The Centre works across two interrelated strands:

Knowledge Production, Expertise and Evidence in International Politics

Projects that

  • analyse how knowledge is produced in international political environments, including international organisations, state structures, NGOs, and in key areas, such as peace and conflict, human rights and climate change;
  • explore the conditions of possibility of dominant ways of knowing in international politics and scrutinize knowledge-related policy tools, such as ‘local ownership’, ‘evidence-based policy making’ and ‘impact evaluation’;
  • interrogate the difficulties and opportunities of dominant and resisting knowledge production and their underlying practices in international politics;
  • contest assumptions, paradigms and approaches on knowledge production in international political and academic practice and assess their implications.

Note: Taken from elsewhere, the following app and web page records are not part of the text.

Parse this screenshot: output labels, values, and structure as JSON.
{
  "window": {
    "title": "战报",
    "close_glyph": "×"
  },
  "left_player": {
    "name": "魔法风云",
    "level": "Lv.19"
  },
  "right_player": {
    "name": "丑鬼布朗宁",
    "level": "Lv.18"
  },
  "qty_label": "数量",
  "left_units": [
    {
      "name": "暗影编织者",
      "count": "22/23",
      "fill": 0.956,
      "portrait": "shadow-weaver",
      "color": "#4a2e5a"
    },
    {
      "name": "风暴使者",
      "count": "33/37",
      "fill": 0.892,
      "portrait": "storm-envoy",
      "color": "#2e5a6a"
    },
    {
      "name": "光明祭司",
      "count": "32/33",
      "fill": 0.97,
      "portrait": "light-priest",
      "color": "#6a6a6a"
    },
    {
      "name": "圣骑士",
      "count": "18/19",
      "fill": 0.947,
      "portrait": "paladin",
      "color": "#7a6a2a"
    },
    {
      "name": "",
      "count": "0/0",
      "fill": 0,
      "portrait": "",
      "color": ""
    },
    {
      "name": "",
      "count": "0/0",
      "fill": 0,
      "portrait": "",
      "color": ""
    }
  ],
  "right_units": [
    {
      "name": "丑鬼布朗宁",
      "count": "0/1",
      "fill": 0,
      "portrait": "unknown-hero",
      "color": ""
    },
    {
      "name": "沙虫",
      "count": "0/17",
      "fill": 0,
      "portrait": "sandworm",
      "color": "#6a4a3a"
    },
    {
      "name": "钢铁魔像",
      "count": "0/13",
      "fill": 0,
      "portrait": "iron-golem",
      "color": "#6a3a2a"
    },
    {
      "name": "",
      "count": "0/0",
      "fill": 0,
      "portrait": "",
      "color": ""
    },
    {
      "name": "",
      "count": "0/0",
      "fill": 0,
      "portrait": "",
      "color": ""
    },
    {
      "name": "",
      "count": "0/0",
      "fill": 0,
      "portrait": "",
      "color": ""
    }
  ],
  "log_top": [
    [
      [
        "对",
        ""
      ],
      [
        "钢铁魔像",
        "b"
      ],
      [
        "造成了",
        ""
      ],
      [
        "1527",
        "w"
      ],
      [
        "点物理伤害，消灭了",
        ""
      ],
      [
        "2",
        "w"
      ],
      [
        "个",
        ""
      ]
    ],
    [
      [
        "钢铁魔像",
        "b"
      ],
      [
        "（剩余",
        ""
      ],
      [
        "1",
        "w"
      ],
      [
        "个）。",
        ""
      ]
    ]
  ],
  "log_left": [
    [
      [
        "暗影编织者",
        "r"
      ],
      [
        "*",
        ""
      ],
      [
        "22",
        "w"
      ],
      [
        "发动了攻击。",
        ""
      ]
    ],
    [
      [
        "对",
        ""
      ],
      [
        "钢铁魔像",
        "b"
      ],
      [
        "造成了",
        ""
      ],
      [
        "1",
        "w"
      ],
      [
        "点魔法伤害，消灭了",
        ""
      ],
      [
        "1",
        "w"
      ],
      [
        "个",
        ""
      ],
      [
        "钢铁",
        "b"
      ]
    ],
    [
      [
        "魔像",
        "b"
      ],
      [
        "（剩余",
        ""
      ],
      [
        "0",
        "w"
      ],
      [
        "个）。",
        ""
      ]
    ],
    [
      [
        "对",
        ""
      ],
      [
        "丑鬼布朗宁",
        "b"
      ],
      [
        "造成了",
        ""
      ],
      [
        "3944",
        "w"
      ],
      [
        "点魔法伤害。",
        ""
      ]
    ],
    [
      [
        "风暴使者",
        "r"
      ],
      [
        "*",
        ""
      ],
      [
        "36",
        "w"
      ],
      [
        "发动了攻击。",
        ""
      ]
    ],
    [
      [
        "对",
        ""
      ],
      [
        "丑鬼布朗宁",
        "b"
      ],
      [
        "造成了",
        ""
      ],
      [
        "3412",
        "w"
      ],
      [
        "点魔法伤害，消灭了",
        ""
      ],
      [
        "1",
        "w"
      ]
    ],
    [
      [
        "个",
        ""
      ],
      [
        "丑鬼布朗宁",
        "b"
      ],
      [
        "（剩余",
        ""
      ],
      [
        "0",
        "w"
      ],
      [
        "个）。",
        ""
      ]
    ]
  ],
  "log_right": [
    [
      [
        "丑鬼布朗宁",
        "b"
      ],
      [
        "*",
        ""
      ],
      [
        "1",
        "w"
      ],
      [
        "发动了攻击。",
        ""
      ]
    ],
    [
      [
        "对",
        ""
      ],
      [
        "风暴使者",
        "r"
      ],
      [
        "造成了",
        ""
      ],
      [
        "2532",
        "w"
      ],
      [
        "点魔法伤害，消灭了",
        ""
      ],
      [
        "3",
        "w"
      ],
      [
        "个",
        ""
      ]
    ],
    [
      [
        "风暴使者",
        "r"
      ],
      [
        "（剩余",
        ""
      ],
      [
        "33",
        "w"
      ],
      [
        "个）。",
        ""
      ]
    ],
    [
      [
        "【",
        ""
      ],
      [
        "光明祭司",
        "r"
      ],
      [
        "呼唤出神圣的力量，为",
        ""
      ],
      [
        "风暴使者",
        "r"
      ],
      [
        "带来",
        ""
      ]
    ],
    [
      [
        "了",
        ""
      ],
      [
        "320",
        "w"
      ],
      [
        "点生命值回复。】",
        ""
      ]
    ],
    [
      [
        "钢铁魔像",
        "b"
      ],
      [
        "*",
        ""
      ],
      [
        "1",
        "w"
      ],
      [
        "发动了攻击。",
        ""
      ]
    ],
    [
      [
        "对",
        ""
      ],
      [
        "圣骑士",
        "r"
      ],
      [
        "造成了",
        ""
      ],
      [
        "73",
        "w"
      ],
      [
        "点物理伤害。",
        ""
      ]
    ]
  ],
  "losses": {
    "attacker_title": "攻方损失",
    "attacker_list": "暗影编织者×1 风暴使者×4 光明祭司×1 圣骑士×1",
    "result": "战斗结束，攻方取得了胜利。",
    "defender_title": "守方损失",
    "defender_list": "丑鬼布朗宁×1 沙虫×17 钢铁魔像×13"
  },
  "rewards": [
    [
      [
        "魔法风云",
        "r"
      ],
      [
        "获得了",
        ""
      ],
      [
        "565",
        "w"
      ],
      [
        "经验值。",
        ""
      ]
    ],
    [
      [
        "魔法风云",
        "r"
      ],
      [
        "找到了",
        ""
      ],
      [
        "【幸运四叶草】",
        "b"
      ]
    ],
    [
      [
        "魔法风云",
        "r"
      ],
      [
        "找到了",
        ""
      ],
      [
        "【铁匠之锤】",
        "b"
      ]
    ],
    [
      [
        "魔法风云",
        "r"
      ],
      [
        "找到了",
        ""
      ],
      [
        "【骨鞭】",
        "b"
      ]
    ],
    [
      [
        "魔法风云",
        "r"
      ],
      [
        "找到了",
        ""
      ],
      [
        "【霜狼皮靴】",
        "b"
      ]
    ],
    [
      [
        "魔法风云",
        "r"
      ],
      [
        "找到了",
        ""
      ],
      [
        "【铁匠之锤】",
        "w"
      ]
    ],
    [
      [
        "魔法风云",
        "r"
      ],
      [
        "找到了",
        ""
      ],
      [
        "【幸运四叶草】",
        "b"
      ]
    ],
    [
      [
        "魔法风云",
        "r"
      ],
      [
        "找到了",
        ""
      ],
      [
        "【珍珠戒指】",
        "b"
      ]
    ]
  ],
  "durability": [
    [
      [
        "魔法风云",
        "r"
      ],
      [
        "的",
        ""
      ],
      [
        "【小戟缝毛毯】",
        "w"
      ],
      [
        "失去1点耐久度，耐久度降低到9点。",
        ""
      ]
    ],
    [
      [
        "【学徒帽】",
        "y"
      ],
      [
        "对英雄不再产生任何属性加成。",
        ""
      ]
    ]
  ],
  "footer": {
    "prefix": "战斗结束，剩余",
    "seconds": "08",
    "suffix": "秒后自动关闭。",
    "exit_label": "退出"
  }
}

History, Philosophy and Sociology of Knowledge, Science and Technology

Projects that

  • approach knowledge, science, technology, and expertise as objects of international politics;
  • focus on the constitution, exchange and use of knowledge on international, transnational, and global structures;
  • undertake a philosophical and theoretical study of knowledge, enquire into ‘ways of knowing’ and limits of knowledge;
  • push for a cross-disciplinary understanding of the nature and impact of contemporary expert, scientific and indigenous knowledges and of their role in socio-political projects;
  • champion a reflexive understanding of ‘International Relations’ as an expert field of knowledge